Each year, students at Stanford Graduate School of Business recognize three faculty members who have made significant contributions in teaching and student impact. Approachability, the push for critical thinking, commitment to creating meaningful educational experiences for students, and consistent guidance and support are four themes common to this year’s teaching awards. This year’s recipients:
2015 MBA Distinguished Teaching Award: Jonathan Levav
This year MBA students chose Associate Professor of Marketing Jonathan Levav, who has been at Stanford GSB since 2011 and teaches the management foundation class, Product Launch, as well as the elective, From Launch to Liquidity.
One nomination said he “represents the passion for doing great things while loving what he does and being interested in the people that surround him.” Another student appreciated his steady encouragement and said that he “really challenges us to think critically about our cases and class discussions. He has inspired depth of thought and created a really fun class that's very challenging in a good way.”
In accepting the award, Levav said the most important lesson in teaching came from his wife, who sensitized him to potential gender differences in classroom interaction. “The challenge for me was how do I create a classroom context where I can be the sort of aggressive-demanding me but do that in an environment where everyone feels comfortable, including people that have different backgrounds and psychology.”
In addition to his MBA teaching, Levav works with students as co-director of all student-led study trips and serves as the faculty director for the Behavioral Lab. He is also faculty director of the Stanford Ignite-Santiago program in innovation and entrepreneurship and faculty co-director of Stanford Ignite-Bangalore.
2015 PhD Faculty Distinguished Service Award: John-Paul Ferguson
PhD students commended Assistant Professor of Organizational Behavior John-Paul Ferguson, whom they call JP, for his clarity in direction, eagerness to problem solve, and his generosity in offering guidance that extends beyond his official duties.
Ferguson, who studies the dynamics of bureaucracy and careers in organizations, teaches Strategic Leadership and Stratification in Organizations. As PhD advisor, he engages with students preparing for an academic career and provides strategic guidance on research. “I have walked into JP’s office with a jumble of related research strands and left with a clear research question and a preliminary empirical strategy,” said one student. His “commitment to PhD students is really unmatched,” said another.
"JP is the ‘Swiss Army knife’ of our faculty,” another student noted. “His willingness to help out with just about any problem or topic makes him a fantastic person to have as our liaison."

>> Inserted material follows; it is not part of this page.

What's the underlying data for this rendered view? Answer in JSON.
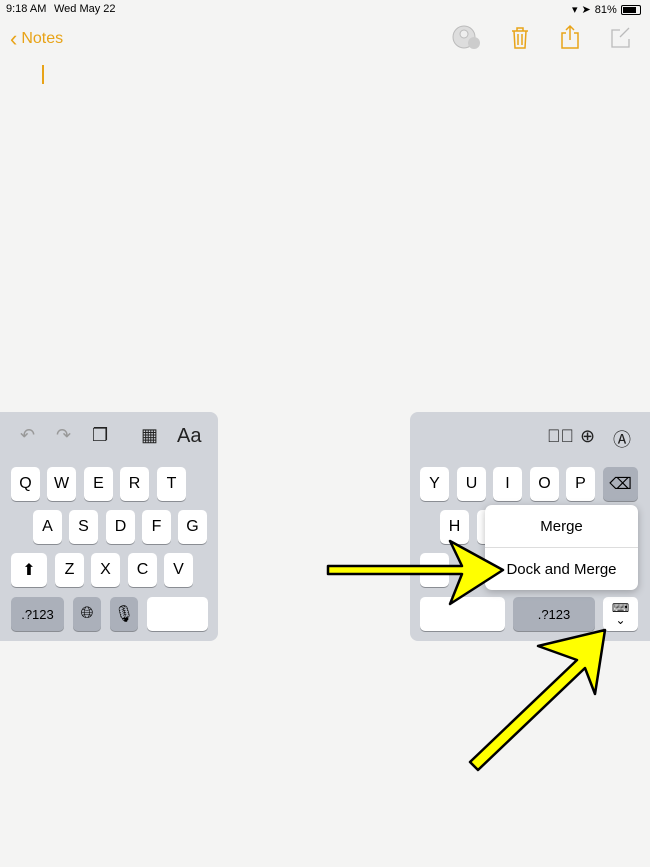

Ferguson said he was excited when he received notification of the award, but not for obvious reasons: “I’ve said I’m more proud as a junior professor to win the PhD teaching award versus the MBA teaching award. At this point in my career, I’m trying to develop my reputation as a researcher, and being strong at advising PhD students, developing their research topics with them and so on, is an important skill to be honing,” he said. Ferguson sees his role as providing important perspective to help students frame their research in order to broaden their appeal to new and differing audiences.
He also said that when students come to him for research advice, his guidance often veers outside topics confined to empirical research to career and personal advising.
MSx Distinguished Teaching Award: Elizabeth Blankespoor
Assistant Professor of Accounting Elizabeth Blankespoor, who studies financial reporting and corporate disclosure, teaches Global Financial Reporting.
Students honored Blankespoor for taking on the difficult global accounting course and then making it even more difficult for herself by teaching the advanced version of the class.
In identifying Blankespoor for the award, the nominating committee acknowledged that “spending 10 weeks teaching to CPAs, CFOs, FDs must have been hard, yet she balanced imparting knowledge with humility, in equal measure, to inspire the students each week.”
Students praised Blankespoor’s enthusiasm for teaching MSx students advanced accounting topics: "The passion for the subject and for teaching clearly comes through," said one student.
"The effort that goes into each class is outstanding; to care that each person ‘gets it’ is amazing," another student noted.
Upon acceptance, Blankespoor called the award a “wonderful surprise.” She noted that last spring when first asked to teach the course, she was curious as to what the experience would yield. Given the MSx class is a bit larger than MBA classes, she wondered if the size might hamper discussion. “I soon realized we didn’t have a problem with discussion, it was [with] getting a word in edgewise,” she joked at the award ceremony.
The MSx students’ diverse backgrounds, she said, led them to be “as excited about advanced accounting as I am.”
Her research focuses on the determinants of financial reporting and corporate disclosure choice, as well as the implications of these choices for capital market participants, regulators, and the flow of financial information. Her recent work examines the role of information processing costs in firm disclosure choice, the impact of changes in information technology on financial information flow, and the use of fair values in financial reporting.